The Texas Bankers Association and the Florida Bankers Association, in a lawsuit filed today against the Treasury Department and the Internal Revenue Service in federal court in Washington, said the rules are discouraging investment in the U.S. by nonresidents who fear their information may be shared with the governments of countries including Egypt, Pakistan and Venezuela.
The IRS bulletin they are talking about, is the DATCA lite, which was the first step in the push for a domestic DATCA. IRS bulletin 2012-20
Update: April 24, 2013 Here is a link to the PDF lawsuit filing.
Which has now been followed by Treasury’s addition of full FATCA reciprocity (DATCA) in the Obama’s 2014 budget Analytical Perspectives: See page 202 (spacing and highlighting below for clarity)
Provide for reciprocal reporting of information in connection with the implementation of the Foreign Account Tax Compliance Act (FATCA).—In many cases, foreign law would prevent foreign financial institutions from complying with the FATCA provisions of the Hiring Incentives to restore Employment Act of 2010 by reporting to the IRS information about U.S. accounts.
Such legal impediments can be addressed through intergovernmental agreements under which the foreign government agrees to provide the information required by FATCA to the IRS requiring U.S. financial institutions to report similar information to the IRS with respect to nonresident accounts would facilitate such intergovernmental cooperation by enabling the IRS to reciprocate in appropriate circumstances by exchanging similar information with cooperative foreign governments to support their efforts to address tax evasion by their residents.

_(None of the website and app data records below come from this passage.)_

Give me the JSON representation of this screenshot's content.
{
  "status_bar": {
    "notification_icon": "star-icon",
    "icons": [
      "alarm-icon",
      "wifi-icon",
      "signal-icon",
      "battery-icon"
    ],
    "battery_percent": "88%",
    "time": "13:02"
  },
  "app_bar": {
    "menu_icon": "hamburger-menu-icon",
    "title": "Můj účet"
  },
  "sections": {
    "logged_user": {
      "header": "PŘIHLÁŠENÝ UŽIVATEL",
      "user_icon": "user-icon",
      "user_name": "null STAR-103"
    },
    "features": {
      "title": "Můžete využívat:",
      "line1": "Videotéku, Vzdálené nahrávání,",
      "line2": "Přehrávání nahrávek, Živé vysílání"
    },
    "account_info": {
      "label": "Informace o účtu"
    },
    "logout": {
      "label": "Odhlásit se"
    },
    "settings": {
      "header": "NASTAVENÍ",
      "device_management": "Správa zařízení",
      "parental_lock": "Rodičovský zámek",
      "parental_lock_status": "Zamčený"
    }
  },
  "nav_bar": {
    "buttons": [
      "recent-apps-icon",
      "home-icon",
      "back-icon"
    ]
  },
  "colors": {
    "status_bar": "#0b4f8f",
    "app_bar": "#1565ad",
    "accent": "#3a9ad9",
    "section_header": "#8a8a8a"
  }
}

The proposal would provide the Secretary of the Treasury with authority to prescribe regulations that would require reporting of information with respect to nonresident alien individuals, entities that are not U.S. persons, and certain U.S. entities held in substantial part by non-U.S. owners, including information regarding account balances and payments made with respect to accounts held by such persons and entities.